Forgot this image had a toddler in it before I added it to this entry, and had to give myself a headslap. I chose the picture because I'm talking about hobbies today and Sims, in its many incarnations (Sims1, Sims2, Sims3 and now Sims Medieval; this picture is from S3) is my hobby. It's fun. I can happily spend hours in it, even uninstalling and reinstalling the whole blasted game from the ground up if I think the end result will be more fun and let me go back to work and family recharged. Breeding my Sims is one of my favorite pastimes when I play, which is why I happen to have a lot of parent and baby pictures hanging in my folders. Hats off to professional gamers, and the creators of custom content, but I'm happy enough to play for fun and fun alone.

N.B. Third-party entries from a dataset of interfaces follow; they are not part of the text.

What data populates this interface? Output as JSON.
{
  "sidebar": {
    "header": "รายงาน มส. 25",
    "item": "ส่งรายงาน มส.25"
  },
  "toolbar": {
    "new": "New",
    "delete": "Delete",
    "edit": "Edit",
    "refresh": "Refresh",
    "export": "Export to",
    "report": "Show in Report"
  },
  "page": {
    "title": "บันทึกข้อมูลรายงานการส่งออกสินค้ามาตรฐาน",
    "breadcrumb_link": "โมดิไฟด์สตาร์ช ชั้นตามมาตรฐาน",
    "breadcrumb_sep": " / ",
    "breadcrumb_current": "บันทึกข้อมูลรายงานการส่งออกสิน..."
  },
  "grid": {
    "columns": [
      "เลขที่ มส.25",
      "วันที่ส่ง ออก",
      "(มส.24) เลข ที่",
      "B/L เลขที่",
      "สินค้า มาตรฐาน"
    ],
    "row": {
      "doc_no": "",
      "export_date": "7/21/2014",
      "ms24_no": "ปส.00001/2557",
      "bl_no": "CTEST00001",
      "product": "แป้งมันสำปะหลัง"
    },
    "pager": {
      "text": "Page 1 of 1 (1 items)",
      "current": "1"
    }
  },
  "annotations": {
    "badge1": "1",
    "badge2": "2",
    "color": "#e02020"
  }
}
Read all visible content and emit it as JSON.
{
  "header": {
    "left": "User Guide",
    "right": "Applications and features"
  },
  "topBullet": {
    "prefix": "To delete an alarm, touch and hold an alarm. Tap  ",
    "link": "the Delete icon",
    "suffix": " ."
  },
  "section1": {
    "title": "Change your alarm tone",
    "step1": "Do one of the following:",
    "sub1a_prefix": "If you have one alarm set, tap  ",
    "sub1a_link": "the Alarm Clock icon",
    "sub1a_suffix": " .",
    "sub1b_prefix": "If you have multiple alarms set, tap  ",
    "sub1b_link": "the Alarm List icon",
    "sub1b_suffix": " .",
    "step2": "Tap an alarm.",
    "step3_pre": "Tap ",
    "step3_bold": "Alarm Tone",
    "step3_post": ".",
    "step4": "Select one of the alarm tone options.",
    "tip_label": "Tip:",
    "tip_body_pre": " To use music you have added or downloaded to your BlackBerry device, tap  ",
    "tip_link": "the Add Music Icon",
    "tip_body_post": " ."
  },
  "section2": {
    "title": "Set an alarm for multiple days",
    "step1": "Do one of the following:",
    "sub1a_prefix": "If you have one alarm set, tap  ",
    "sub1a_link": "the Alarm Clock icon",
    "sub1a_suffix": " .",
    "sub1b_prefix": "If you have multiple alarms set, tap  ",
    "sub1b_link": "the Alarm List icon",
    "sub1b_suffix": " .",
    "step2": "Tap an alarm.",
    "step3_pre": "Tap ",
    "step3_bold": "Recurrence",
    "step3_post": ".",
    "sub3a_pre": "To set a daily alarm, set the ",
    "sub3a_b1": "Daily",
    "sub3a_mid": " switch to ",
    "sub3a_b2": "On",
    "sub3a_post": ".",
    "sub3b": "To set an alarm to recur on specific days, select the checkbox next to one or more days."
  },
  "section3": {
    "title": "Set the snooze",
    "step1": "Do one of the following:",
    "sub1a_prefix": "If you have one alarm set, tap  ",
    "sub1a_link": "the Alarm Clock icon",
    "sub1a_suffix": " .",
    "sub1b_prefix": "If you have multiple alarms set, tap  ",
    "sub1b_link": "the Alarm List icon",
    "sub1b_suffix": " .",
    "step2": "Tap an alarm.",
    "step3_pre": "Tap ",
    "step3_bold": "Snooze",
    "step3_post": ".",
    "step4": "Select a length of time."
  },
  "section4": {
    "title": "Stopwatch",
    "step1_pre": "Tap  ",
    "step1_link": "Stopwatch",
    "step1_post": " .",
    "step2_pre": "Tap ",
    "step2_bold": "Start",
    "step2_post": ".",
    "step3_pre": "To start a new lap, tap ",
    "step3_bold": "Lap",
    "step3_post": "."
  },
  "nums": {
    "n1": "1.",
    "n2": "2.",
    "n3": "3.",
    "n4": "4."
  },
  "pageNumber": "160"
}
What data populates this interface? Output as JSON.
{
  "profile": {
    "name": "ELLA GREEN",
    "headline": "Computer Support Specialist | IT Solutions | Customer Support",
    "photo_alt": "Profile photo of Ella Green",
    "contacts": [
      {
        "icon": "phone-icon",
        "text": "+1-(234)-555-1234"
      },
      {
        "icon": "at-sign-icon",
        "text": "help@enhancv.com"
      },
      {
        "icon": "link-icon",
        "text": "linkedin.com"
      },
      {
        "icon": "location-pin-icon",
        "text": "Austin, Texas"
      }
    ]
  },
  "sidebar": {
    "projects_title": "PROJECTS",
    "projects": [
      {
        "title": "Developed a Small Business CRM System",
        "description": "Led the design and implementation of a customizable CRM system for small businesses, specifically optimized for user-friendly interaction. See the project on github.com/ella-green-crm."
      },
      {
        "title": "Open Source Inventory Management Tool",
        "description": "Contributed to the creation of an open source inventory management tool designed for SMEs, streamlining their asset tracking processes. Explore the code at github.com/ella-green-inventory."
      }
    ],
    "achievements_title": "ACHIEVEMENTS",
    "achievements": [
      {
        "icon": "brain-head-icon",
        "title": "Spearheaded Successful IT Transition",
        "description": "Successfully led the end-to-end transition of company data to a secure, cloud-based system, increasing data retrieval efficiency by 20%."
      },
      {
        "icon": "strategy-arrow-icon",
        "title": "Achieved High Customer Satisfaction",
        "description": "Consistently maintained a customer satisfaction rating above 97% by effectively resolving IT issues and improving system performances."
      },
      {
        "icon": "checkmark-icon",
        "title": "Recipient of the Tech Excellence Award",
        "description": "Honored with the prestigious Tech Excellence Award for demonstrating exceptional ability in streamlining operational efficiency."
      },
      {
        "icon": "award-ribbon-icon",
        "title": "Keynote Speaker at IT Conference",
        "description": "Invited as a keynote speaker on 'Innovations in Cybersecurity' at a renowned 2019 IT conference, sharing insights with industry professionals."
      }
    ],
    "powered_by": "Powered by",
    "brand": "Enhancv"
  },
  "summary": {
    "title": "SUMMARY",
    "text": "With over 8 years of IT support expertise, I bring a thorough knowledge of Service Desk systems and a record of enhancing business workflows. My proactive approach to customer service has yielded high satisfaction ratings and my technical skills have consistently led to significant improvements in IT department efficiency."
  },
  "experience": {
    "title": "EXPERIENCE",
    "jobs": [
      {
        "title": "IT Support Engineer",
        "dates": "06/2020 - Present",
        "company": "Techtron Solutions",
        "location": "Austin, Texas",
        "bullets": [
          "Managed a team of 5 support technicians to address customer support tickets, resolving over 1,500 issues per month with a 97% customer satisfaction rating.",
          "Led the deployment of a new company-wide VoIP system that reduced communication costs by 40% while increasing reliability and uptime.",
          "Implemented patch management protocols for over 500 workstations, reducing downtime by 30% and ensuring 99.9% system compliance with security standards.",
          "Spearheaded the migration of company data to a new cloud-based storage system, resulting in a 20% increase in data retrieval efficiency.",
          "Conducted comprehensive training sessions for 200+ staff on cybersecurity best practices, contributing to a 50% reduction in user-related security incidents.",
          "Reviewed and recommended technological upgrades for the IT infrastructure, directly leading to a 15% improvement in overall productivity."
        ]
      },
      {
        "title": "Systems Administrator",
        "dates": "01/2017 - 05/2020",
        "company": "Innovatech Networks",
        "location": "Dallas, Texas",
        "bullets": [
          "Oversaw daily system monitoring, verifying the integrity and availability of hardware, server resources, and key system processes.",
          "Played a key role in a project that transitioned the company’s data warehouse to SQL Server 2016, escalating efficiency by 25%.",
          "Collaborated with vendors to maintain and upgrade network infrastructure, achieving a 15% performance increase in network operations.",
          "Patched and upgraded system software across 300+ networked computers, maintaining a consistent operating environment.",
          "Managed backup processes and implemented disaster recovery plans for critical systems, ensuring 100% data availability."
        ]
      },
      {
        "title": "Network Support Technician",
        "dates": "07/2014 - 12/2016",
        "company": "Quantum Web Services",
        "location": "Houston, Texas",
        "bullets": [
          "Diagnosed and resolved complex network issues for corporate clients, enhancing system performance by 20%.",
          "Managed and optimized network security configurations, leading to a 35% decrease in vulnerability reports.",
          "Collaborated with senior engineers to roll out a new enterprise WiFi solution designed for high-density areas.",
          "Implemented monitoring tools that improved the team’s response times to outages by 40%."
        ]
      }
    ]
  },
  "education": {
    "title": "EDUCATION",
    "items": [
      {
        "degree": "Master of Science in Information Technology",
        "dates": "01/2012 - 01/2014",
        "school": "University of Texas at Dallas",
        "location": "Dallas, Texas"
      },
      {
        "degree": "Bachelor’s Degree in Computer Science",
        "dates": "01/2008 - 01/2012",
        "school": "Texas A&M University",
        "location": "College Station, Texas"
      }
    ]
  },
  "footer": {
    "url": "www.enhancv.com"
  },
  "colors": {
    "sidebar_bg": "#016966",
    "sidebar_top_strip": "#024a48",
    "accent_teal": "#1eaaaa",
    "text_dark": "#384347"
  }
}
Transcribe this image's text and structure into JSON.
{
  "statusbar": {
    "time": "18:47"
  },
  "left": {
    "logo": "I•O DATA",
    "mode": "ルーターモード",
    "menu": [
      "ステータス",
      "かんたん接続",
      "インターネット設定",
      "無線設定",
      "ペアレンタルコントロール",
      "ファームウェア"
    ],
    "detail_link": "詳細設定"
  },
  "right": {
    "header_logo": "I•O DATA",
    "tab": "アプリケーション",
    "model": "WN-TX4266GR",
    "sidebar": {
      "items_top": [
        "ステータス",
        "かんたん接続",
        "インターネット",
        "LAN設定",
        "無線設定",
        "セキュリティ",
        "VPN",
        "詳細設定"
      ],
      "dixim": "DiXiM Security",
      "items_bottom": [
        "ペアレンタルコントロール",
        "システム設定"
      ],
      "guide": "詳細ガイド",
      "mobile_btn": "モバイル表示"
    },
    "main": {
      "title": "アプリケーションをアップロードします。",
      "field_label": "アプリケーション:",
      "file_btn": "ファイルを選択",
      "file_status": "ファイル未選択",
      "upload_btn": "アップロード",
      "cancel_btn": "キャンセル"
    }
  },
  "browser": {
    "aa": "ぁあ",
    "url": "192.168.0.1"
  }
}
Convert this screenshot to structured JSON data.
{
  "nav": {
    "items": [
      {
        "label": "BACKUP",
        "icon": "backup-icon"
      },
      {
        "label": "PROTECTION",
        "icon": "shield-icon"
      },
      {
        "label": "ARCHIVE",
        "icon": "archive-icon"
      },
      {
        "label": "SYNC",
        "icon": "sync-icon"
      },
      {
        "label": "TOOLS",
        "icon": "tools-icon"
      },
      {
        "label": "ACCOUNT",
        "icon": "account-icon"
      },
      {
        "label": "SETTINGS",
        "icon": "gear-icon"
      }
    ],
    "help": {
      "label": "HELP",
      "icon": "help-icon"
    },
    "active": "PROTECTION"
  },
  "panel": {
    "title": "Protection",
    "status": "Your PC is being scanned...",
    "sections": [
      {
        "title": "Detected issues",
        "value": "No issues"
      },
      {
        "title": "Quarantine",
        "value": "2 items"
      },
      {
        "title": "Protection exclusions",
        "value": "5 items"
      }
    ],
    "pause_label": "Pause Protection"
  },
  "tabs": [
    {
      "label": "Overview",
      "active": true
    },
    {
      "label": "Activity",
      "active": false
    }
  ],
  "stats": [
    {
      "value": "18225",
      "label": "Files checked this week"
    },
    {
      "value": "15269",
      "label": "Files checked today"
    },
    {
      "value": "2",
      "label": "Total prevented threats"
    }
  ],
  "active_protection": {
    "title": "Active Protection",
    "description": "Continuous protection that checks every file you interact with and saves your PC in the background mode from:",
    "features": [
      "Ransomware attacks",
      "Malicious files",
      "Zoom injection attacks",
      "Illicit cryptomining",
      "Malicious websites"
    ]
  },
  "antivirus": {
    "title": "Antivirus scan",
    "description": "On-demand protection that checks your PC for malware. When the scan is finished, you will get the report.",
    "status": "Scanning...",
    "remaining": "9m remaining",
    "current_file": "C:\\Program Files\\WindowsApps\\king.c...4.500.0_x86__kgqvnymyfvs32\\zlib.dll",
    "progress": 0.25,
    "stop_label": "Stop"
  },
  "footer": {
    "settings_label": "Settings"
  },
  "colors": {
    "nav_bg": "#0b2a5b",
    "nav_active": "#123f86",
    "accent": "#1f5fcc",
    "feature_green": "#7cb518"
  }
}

Personally, I couldn’t do this. If I knew for a fact that I would never ever sell another piece, then yes, I would still write, because it’s not something I picked and not something I can turn off, but still a big part of me would curl into a ball and die. That’s because a professional writing career is hardwired in me. Having my books on shelves and in e-readers is part of the vision, so that’s the goal I move towards when I write.
I came to professional writing through fan fiction, and still have many friends I made in that venue. Most of them are writers, and most of those are indeed pursuing a profession as such. Others want to have fun and that’s that, which is perfectly fine. It doesn't make them less than a professiona; it's only different.
Let’s take a look at the hobbyist writer, who writes for themselves or fun only. Their goal is to tell a story that will amuse or entertain themselves, so if they’re having fun; goal achieved, well done. Format doesn’t matter, or genre, and the stories don’t have to end or even actually be written. If they want to complete a story, of any length, they can, and if they want to share the story, at any stage, they can, and even pick exactly whom they will share it with, but none of those is a requirement. In fact, there aren’t any. Market trends don’t matter, nor do publishing schedules, editors shifting from house to house, or any other publishing kerfluffles. As long as the hobby writer is having fun, he or she is already a success, because they are meeting the goals they set for themselves. If that's you, jump in, have fun, and dance like nobody's watching.
Writing the book of one’s heart is a classic piece of advice, and that’s one thing the writer of commercial fiction would do well to learn from those who write only to please themselves. We need to remember the love. Remember what it’s like to sneak off for a few stolen moments of dipping into the story world in the midst of day job, housework, or family wrangling and not care about anything else. Live with the characters and bleed when they bleed. Juggling the business and the art of writing can be tricky, well, business, but for those of us hardwired for a writing career, that’s all part of the process. A process, I have to remind myself, that can’t get started without a finished manuscript.
That’s where the discipline comes in. Nobody is going to pound my keys for me. Nobody knows my characters and their lives and trials and their story world like I do, and unless I write and share them, nobody ever will. That thought could absolutely suffocate me, and that’s why I haul my carcass down to a local coffee shop every day and get down to work. That’s why I am a member of Romance Writers of America and our local chapter, and have eyes to joining yet another, as well as special interest groups. This is the job I was created to do, and I want to do it all to the best of my ability. That’s what I love, the whole deal. Still, it’s that love of the story that has to be the root of it all, and I have to thank my hobbyist friends for reminding me of that.